Still falling over in crow pose after a year of practicing?
Getting frustrated because your heels aren't on the ground in downward facing dog?
Struggling to find the motivation to get to your 9am Saturday morning class?
Lucky if your meditation lasts over 5 minutes without you giving up and putting the kettle on?
I hear you!! The question is ... why is the yoga practice so goddamn hard? In a word ... because it's supposed to be! With any type of learning we have to put ourselves in unfamiliar territory to gain new skills and understanding.That is the definition of learning. And that my friend usually requires some amount of discomfort because we are delving outside of our comfort zones. Yoga is no different. Just because it is a spiritual practice does not mean it's easy. It requires training, discipline and effort, just the same as if you're learning to ski, play guitar or train for a marathon. I'm sorry to disappoint you but we don't magically float into arm balances and we're most likely not born with the mental capacity to sit in meditation for hours on end. Disclaimer: ok, ok you got me ... so eventually you do 'float' into arm balances but the 'magic' is not some form of unattainable enlightenment, it's years of practice and study of how the body moves in space. Nothing magic about that! Personally I feel there is a myth that as yoga practitioners, we lie down on bolsters all day and stretch, eat mung beans and then sit around in full lotus pose. Social media also leads us to believe that advanced yoga postures such as arm balances and handstands are easy ... flimsy bikini in place, not a drip of sweat in sight and a serene smile on the face (even when smashing a tripod headstand on a jagged rock at sunset!). These images are supposed to be aspirational and a celebration of the awesome abilities of the human body. It is true that any advancement in skill requires dedication, patience and devotion to the practice. The question is ... are we willing to go through the 'hard stuff' to get there? Whether your goal is to stand on your hands, to sit for longer in meditation or to develop a daily practice, you are going to come across challenges on your way there. Such is life. This problem is that as humans we have been conditioned to want everything to be comfortable and easy. We have invented all sorts of ways and means to 'wrap ourselves in cotton wool' so to speak. We have comfy sofas, heated car seats, air conditioning, painkillers, fast convenience food etc etc. No wonder it is such a struggle for us to face challenges when they arise! For me, yoga mirrors life, and one of the biggest gifts of the yoga practice is that it teaches you to not only face challenges but to actively invite them into your life. Each time you attempt a posture you find challenging you open yourself to taking a risk. Each time you fall you become ok with failure. Each time you come to sit in meditation and you find stillness in your body in order to sit with the fluctuations of the mind, you create space for all this 'stuff' to come up. Know this ... to truly practice yoga is an incredibly brave thing to do.

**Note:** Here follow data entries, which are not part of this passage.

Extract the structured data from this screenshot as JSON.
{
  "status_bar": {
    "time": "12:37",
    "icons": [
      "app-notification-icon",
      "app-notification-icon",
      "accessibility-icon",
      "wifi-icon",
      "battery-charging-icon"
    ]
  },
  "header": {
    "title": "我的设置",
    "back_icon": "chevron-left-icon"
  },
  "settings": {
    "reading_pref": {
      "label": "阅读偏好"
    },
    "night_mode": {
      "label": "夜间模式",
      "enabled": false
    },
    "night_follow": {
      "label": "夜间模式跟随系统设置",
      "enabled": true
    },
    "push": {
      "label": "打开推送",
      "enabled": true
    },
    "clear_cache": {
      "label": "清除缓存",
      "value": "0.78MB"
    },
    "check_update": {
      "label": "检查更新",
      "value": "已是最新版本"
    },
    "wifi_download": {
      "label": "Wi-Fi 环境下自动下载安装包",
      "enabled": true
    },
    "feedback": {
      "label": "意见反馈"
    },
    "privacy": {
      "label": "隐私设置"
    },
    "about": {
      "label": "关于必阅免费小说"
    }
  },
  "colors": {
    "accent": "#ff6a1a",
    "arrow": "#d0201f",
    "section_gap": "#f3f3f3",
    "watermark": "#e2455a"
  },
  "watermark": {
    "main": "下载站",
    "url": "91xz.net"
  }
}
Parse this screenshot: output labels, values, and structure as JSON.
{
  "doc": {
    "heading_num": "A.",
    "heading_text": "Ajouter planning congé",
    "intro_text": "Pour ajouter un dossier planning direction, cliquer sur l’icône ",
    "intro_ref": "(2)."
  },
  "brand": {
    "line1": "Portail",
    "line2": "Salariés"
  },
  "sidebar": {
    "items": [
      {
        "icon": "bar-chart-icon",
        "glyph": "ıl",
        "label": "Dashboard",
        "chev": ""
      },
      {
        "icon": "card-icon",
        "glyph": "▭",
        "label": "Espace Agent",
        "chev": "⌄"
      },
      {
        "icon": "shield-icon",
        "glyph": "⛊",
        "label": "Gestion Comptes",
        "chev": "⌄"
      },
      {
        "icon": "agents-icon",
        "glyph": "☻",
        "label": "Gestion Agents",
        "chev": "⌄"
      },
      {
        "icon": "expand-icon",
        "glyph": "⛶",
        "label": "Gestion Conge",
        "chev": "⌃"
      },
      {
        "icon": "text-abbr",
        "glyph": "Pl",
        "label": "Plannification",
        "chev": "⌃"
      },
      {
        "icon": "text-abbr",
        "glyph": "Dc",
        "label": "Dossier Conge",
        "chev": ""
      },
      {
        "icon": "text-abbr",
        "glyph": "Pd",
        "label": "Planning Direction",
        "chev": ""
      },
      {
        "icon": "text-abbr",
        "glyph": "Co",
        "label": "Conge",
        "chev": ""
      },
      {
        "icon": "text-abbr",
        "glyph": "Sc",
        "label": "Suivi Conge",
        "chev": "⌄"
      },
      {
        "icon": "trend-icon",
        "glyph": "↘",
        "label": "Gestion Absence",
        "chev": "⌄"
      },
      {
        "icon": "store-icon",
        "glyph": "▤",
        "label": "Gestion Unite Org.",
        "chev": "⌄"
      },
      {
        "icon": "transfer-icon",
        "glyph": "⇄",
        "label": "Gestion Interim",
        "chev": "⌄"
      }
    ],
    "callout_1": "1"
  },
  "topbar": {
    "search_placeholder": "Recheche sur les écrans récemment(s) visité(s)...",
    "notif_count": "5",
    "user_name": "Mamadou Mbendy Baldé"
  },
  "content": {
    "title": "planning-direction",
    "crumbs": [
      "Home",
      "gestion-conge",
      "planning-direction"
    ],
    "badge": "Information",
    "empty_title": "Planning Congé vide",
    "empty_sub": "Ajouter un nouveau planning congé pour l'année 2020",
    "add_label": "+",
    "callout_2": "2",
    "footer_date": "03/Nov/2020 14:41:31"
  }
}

IT IS NOT SUPPOSED TO BE EASY... the journey of self growth never is.
And if it was, you would miss all of these beautiful lessons. Understand that in yoga, as in life, you are never going to get everything 'right', you are never going to succeed in absolutely everything you do, you will never please everyone. In truth you can never control the outcome of your practice ... the only thing you CAN control in the dedication and effort you put in ... to know wholeheartedly that the practice begins at the end of your comfort zone. And also know that if you do your best ... your best is always enough. I'll leave you with this beautiful reading from Pema Chodron ... "In life we think the that the point is to pass the test or overcome the problem. The real truth is that things don’t really get solved. They come together for a time, then they fall back apart. Then they come together and fall apart again. It’s just like that. Personal discovery and growth come from letting there be room for all this to happen: room for grief, for relief, for misery, for joy. Suffering comes from wishing things were different. Misery is self-inflicted, when we are expecting the “idea” to overcome the “actual,” or needing things (or people, or places) to be different for us so we can then be happy. Let the hard things in life break you. Let them effect you. Let them change you. Let those hard moments inform you. Let this pain be your teacher. The experiences of your life are trying to tell you something about yourself. Don’t cop out on that. Don’t run away and hide under your covers. Lean into it. What is the lesson in the wind? What is the storm trying to tell you? What will you learn if you face it with courage? With full honesty and – lean into it" Wishing you a beautifully challenging day